Proponents, when faced with this stark reality, say that any problems with Issue 1 can be fixed by statute.

That’s not how it works. This is a proposed constitutional amendment. It’s not a proposed statute. It would become a fixture in our state constitution, and a legislative road to fixing it wouldn’t exist.

It would take another constitutional amendment to amend or repeal this flawed proposal.

Proponents are wrong when they say Issue 1 is a way to deal with ‒ quote ‒ “small amounts” ‒ of drugs. I’ve seen it reported this way in news stories.

That’s wrong. And Issue 1 is wrong for our courts – and your work.

I want to thank you for all you have done to build up specialized dockets and create the tools we need to turn around the lives of Ohioans who need a responsive justice system.

And, please spread the word about how the programs, processes and tools that you have helped create are in danger on the ballot.

Specialized dockets are a proven success story. How else would you explain how Ohio is the recipient of more than $100 million in federal dollars to expand capacity for treatment?

We must continue to build on these successes – your successes.

Other states have reformed the treatment of low-level felony addicts and downsized their crimes to misdemeanors….but how they did it is the difference.

Only Ohio would have a constitutional amendment written in stone.

All the other states (12) use statutory changes and retained in the judiciary the ability to impose incarceration when appropriate.

So, let’s do all we can to make sure that our state – the state that has proven to be the leader in forward-thinking specialized dockets – doesn’t become the state that throws away years of sweat and toil and progress by passing a flawed measure that inflicts a death blow to our drug courts.

Let’s do two things: Let’s defeat Issue 1 ... and then let’s agree to work on raising the public profiles of specialized dockets courts.

Many of you have done a very nice job with your local news media ... and with talks at service clubs and schools. We need more efforts like that.

In one sense, the fact that good publicity and public knowledge remains low isn’t surprising. You have been for all intents and purposes, a rapid response team. It takes time for perception to catch up with reality.

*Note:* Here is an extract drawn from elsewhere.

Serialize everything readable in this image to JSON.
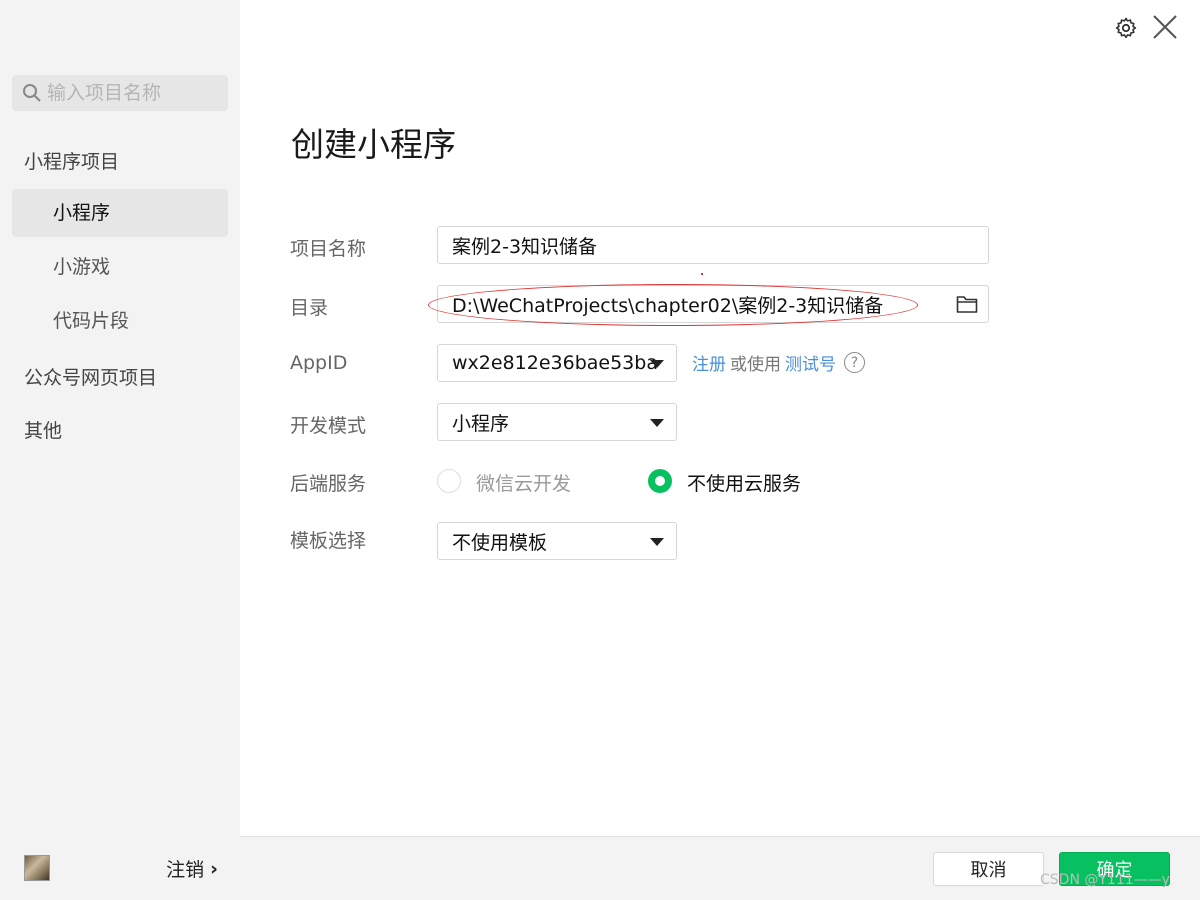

But let’s resolve to catch up. It’s time for public perception to reach the level of reality – the world that you live in ... and work in ... every day.

Once again, thanks to all of you.

Have a great conference.

Continue to learn and to share.

And may God Bless.